__REQUIREMENT__: Output all records exactly, with no images.

►

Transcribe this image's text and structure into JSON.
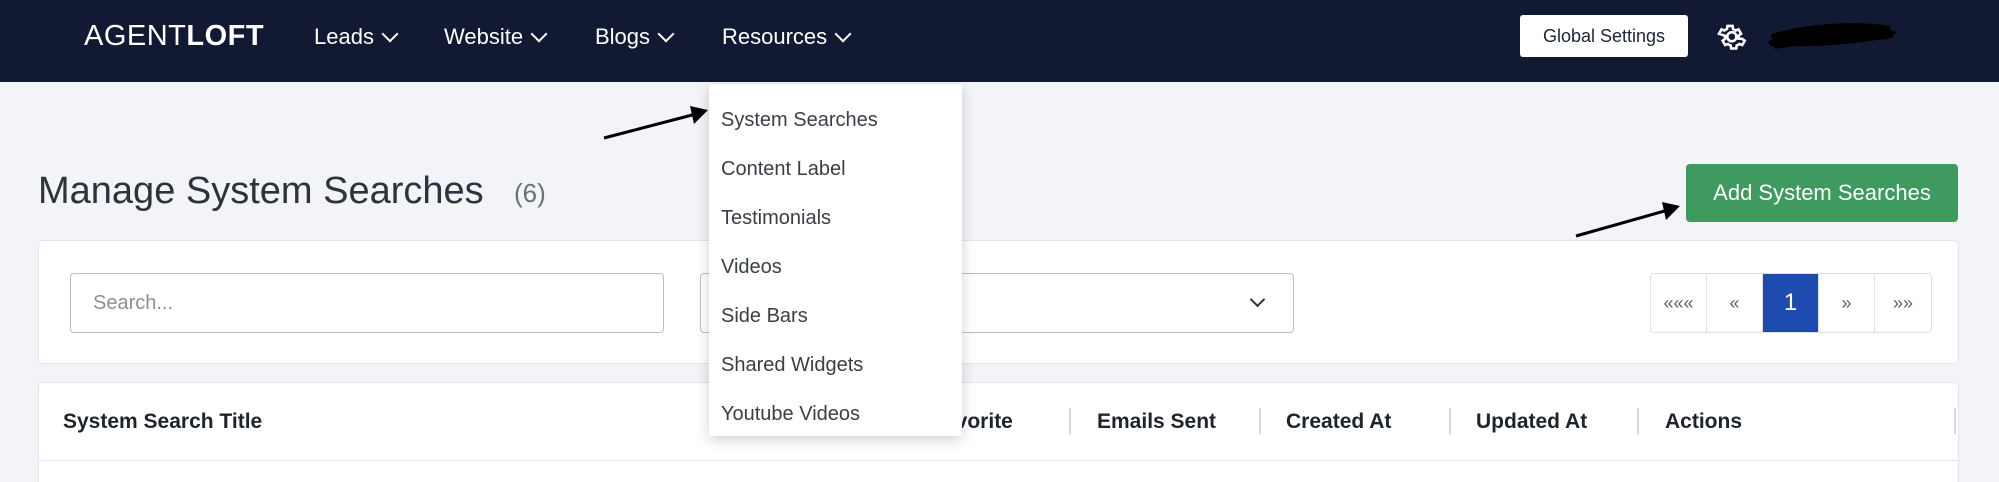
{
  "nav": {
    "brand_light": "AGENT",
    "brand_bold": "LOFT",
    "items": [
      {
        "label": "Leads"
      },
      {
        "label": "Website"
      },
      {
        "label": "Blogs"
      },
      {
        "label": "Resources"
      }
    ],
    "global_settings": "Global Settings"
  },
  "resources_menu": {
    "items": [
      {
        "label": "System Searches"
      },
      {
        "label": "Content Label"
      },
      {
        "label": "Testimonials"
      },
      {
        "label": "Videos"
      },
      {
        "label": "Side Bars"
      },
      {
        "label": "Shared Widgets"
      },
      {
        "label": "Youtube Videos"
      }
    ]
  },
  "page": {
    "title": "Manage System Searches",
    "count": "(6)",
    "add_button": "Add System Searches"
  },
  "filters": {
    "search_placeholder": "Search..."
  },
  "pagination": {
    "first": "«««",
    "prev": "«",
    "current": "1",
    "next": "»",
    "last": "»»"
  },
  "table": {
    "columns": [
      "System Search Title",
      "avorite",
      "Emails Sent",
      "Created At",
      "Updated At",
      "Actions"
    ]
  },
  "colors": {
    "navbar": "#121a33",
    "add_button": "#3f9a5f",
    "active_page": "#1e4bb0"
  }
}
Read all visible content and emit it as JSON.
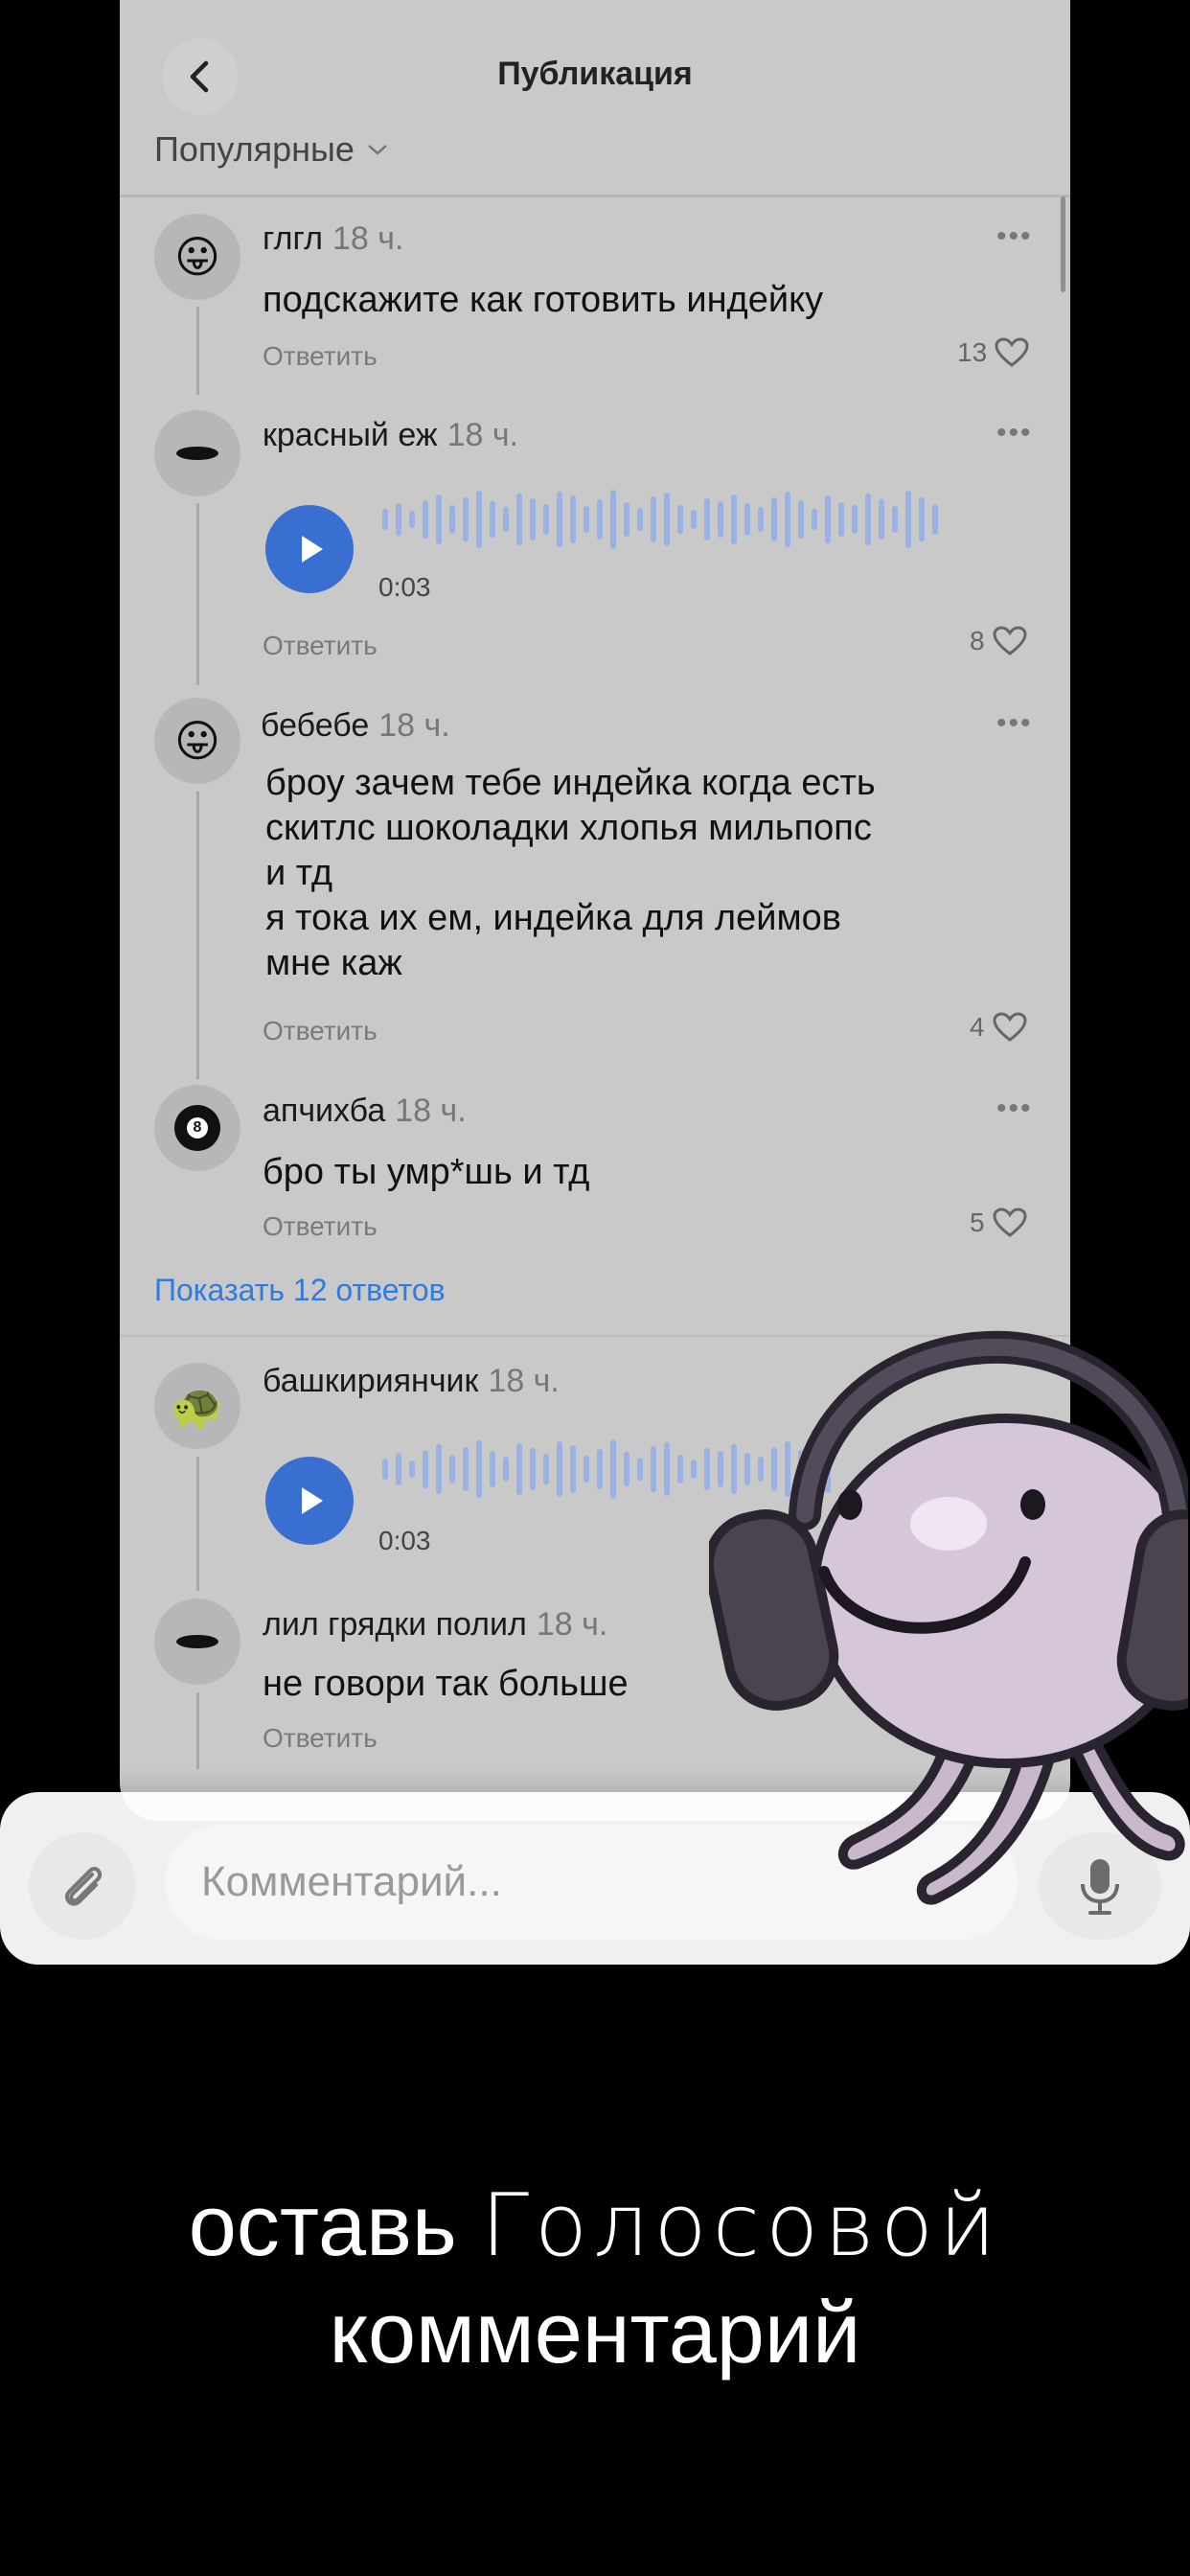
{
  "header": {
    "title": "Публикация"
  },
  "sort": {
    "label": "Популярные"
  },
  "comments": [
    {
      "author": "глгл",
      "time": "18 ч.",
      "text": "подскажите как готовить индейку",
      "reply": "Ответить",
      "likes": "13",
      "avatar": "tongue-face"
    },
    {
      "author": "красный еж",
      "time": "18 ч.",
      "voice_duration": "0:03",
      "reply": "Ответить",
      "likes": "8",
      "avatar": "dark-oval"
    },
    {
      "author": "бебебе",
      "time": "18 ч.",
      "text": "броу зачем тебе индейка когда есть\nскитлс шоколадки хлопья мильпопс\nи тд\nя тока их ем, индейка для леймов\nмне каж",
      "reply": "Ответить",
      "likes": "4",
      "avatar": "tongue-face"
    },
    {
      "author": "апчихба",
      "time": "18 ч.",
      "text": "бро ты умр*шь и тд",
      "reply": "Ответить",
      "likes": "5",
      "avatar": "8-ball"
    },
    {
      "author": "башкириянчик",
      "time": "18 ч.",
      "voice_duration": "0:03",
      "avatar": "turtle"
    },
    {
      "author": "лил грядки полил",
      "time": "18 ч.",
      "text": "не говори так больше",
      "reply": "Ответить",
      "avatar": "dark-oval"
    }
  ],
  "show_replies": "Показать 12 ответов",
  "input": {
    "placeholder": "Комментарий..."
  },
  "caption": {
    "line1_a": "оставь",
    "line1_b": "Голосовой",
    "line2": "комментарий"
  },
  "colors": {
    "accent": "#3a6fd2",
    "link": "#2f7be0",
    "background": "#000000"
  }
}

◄

__SOLVED EXERCISE__:
Transcribe this image's text and structure into JSON.
{
  "nav": {
    "brand_light": "AGENT",
    "brand_bold": "LOFT",
    "items": [
      {
        "label": "Leads"
      },
      {
        "label": "Website"
      },
      {
        "label": "Blogs"
      },
      {
        "label": "Resources"
      }
    ],
    "global_settings": "Global Settings"
  },
  "resources_menu": {
    "items": [
      {
        "label": "System Searches"
      },
      {
        "label": "Content Label"
      },
      {
        "label": "Testimonials"
      },
      {
        "label": "Videos"
      },
      {
        "label": "Side Bars"
      },
      {
        "label": "Shared Widgets"
      },
      {
        "label": "Youtube Videos"
      }
    ]
  },
  "page": {
    "title": "Manage System Searches",
    "count": "(6)",
    "add_button": "Add System Searches"
  },
  "filters": {
    "search_placeholder": "Search..."
  },
  "pagination": {
    "first": "«««",
    "prev": "«",
    "current": "1",
    "next": "»",
    "last": "»»"
  },
  "table": {
    "columns": [
      "System Search Title",
      "avorite",
      "Emails Sent",
      "Created At",
      "Updated At",
      "Actions"
    ]
  },
  "colors": {
    "navbar": "#121a33",
    "add_button": "#3f9a5f",
    "active_page": "#1e4bb0"
  }
}
Read all visible content and emit it as JSON.
{
  "header": {
    "title": "Публикация"
  },
  "sort": {
    "label": "Популярные"
  },
  "comments": [
    {
      "author": "глгл",
      "time": "18 ч.",
      "text": "подскажите как готовить индейку",
      "reply": "Ответить",
      "likes": "13",
      "avatar": "tongue-face"
    },
    {
      "author": "красный еж",
      "time": "18 ч.",
      "voice_duration": "0:03",
      "reply": "Ответить",
      "likes": "8",
      "avatar": "dark-oval"
    },
    {
      "author": "бебебе",
      "time": "18 ч.",
      "text": "броу зачем тебе индейка когда есть\nскитлс шоколадки хлопья мильпопс\nи тд\nя тока их ем, индейка для леймов\nмне каж",
      "reply": "Ответить",
      "likes": "4",
      "avatar": "tongue-face"
    },
    {
      "author": "апчихба",
      "time": "18 ч.",
      "text": "бро ты умр*шь и тд",
      "reply": "Ответить",
      "likes": "5",
      "avatar": "8-ball"
    },
    {
      "author": "башкириянчик",
      "time": "18 ч.",
      "voice_duration": "0:03",
      "avatar": "turtle"
    },
    {
      "author": "лил грядки полил",
      "time": "18 ч.",
      "text": "не говори так больше",
      "reply": "Ответить",
      "avatar": "dark-oval"
    }
  ],
  "show_replies": "Показать 12 ответов",
  "input": {
    "placeholder": "Комментарий..."
  },
  "caption": {
    "line1_a": "оставь",
    "line1_b": "Голосовой",
    "line2": "комментарий"
  },
  "colors": {
    "accent": "#3a6fd2",
    "link": "#2f7be0",
    "background": "#000000"
  }
}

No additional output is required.